*** Provided data

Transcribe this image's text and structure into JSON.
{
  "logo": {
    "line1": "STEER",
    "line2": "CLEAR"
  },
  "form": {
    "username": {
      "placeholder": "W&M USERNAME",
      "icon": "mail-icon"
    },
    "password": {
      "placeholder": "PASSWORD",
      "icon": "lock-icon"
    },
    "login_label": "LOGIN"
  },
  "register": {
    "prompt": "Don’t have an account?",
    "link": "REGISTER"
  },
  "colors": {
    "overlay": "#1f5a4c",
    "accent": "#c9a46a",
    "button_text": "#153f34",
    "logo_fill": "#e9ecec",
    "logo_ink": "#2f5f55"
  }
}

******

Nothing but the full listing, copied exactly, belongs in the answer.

Transcribe this image's text and structure into JSON.
{
  "logo": {
    "line1": "STEER",
    "line2": "CLEAR"
  },
  "form": {
    "username": {
      "placeholder": "W&M USERNAME",
      "icon": "mail-icon"
    },
    "password": {
      "placeholder": "PASSWORD",
      "icon": "lock-icon"
    },
    "login_label": "LOGIN"
  },
  "register": {
    "prompt": "Don’t have an account?",
    "link": "REGISTER"
  },
  "colors": {
    "overlay": "#1f5a4c",
    "accent": "#c9a46a",
    "button_text": "#153f34",
    "logo_fill": "#e9ecec",
    "logo_ink": "#2f5f55"
  }
}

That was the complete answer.